# TASK INPUT
↓↓↓
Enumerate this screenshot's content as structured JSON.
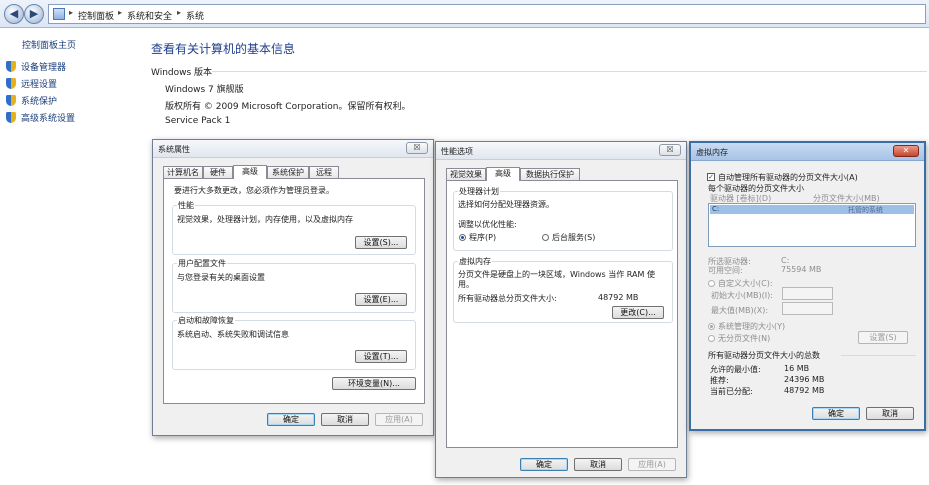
{
  "address": {
    "crumbs": [
      "控制面板",
      "系统和安全",
      "系统"
    ]
  },
  "sidebar": {
    "home": "控制面板主页",
    "items": [
      "设备管理器",
      "远程设置",
      "系统保护",
      "高级系统设置"
    ]
  },
  "main": {
    "title": "查看有关计算机的基本信息",
    "group": "Windows 版本",
    "edition": "Windows 7 旗舰版",
    "copyright": "版权所有 © 2009 Microsoft Corporation。保留所有权利。",
    "service_pack": "Service Pack 1"
  },
  "sysprops": {
    "title": "系统属性",
    "close": "☒",
    "tabs": [
      "计算机名",
      "硬件",
      "高级",
      "系统保护",
      "远程"
    ],
    "admin_note": "要进行大多数更改，您必须作为管理员登录。",
    "perf": {
      "label": "性能",
      "desc": "视觉效果，处理器计划，内存使用，以及虚拟内存",
      "button": "设置(S)..."
    },
    "profile": {
      "label": "用户配置文件",
      "desc": "与您登录有关的桌面设置",
      "button": "设置(E)..."
    },
    "startup": {
      "label": "启动和故障恢复",
      "desc": "系统启动、系统失败和调试信息",
      "button": "设置(T)..."
    },
    "env_button": "环境变量(N)...",
    "ok": "确定",
    "cancel": "取消",
    "apply": "应用(A)"
  },
  "perfopts": {
    "title": "性能选项",
    "close": "☒",
    "tabs": [
      "视觉效果",
      "高级",
      "数据执行保护"
    ],
    "sched": {
      "label": "处理器计划",
      "desc": "选择如何分配处理器资源。",
      "adjust": "调整以优化性能:",
      "programs": "程序(P)",
      "background": "后台服务(S)"
    },
    "vm": {
      "label": "虚拟内存",
      "desc1": "分页文件是硬盘上的一块区域，Windows 当作 RAM 使",
      "desc2": "用。",
      "total_label": "所有驱动器总分页文件大小:",
      "total_value": "48792 MB",
      "change": "更改(C)..."
    },
    "ok": "确定",
    "cancel": "取消",
    "apply": "应用(A)"
  },
  "vmem": {
    "title": "虚拟内存",
    "close": "✕",
    "auto_label": "自动管理所有驱动器的分页文件大小(A)",
    "per_drive": "每个驱动器的分页文件大小",
    "col_drive": "驱动器 [卷标](D)",
    "col_size": "分页文件大小(MB)",
    "row_value": "托管的系统",
    "selected_drive_label": "所选驱动器:",
    "selected_drive_value": "C:",
    "available_label": "可用空间:",
    "available_value": "75594 MB",
    "custom": "自定义大小(C):",
    "initial": "初始大小(MB)(I):",
    "max": "最大值(MB)(X):",
    "system_managed": "系统管理的大小(Y)",
    "no_paging": "无分页文件(N)",
    "set_button": "设置(S)",
    "total_header": "所有驱动器分页文件大小的总数",
    "min_label": "允许的最小值:",
    "min_value": "16 MB",
    "rec_label": "推荐:",
    "rec_value": "24396 MB",
    "cur_label": "当前已分配:",
    "cur_value": "48792 MB",
    "ok": "确定",
    "cancel": "取消"
  }
}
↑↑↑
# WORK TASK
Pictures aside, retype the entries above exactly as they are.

# TASK SOLUTION
Enumerate this screenshot's content as structured JSON.
{
  "address": {
    "crumbs": [
      "控制面板",
      "系统和安全",
      "系统"
    ]
  },
  "sidebar": {
    "home": "控制面板主页",
    "items": [
      "设备管理器",
      "远程设置",
      "系统保护",
      "高级系统设置"
    ]
  },
  "main": {
    "title": "查看有关计算机的基本信息",
    "group": "Windows 版本",
    "edition": "Windows 7 旗舰版",
    "copyright": "版权所有 © 2009 Microsoft Corporation。保留所有权利。",
    "service_pack": "Service Pack 1"
  },
  "sysprops": {
    "title": "系统属性",
    "close": "☒",
    "tabs": [
      "计算机名",
      "硬件",
      "高级",
      "系统保护",
      "远程"
    ],
    "admin_note": "要进行大多数更改，您必须作为管理员登录。",
    "perf": {
      "label": "性能",
      "desc": "视觉效果，处理器计划，内存使用，以及虚拟内存",
      "button": "设置(S)..."
    },
    "profile": {
      "label": "用户配置文件",
      "desc": "与您登录有关的桌面设置",
      "button": "设置(E)..."
    },
    "startup": {
      "label": "启动和故障恢复",
      "desc": "系统启动、系统失败和调试信息",
      "button": "设置(T)..."
    },
    "env_button": "环境变量(N)...",
    "ok": "确定",
    "cancel": "取消",
    "apply": "应用(A)"
  },
  "perfopts": {
    "title": "性能选项",
    "close": "☒",
    "tabs": [
      "视觉效果",
      "高级",
      "数据执行保护"
    ],
    "sched": {
      "label": "处理器计划",
      "desc": "选择如何分配处理器资源。",
      "adjust": "调整以优化性能:",
      "programs": "程序(P)",
      "background": "后台服务(S)"
    },
    "vm": {
      "label": "虚拟内存",
      "desc1": "分页文件是硬盘上的一块区域，Windows 当作 RAM 使",
      "desc2": "用。",
      "total_label": "所有驱动器总分页文件大小:",
      "total_value": "48792 MB",
      "change": "更改(C)..."
    },
    "ok": "确定",
    "cancel": "取消",
    "apply": "应用(A)"
  },
  "vmem": {
    "title": "虚拟内存",
    "close": "✕",
    "auto_label": "自动管理所有驱动器的分页文件大小(A)",
    "per_drive": "每个驱动器的分页文件大小",
    "col_drive": "驱动器 [卷标](D)",
    "col_size": "分页文件大小(MB)",
    "row_value": "托管的系统",
    "selected_drive_label": "所选驱动器:",
    "selected_drive_value": "C:",
    "available_label": "可用空间:",
    "available_value": "75594 MB",
    "custom": "自定义大小(C):",
    "initial": "初始大小(MB)(I):",
    "max": "最大值(MB)(X):",
    "system_managed": "系统管理的大小(Y)",
    "no_paging": "无分页文件(N)",
    "set_button": "设置(S)",
    "total_header": "所有驱动器分页文件大小的总数",
    "min_label": "允许的最小值:",
    "min_value": "16 MB",
    "rec_label": "推荐:",
    "rec_value": "24396 MB",
    "cur_label": "当前已分配:",
    "cur_value": "48792 MB",
    "ok": "确定",
    "cancel": "取消"
  }
}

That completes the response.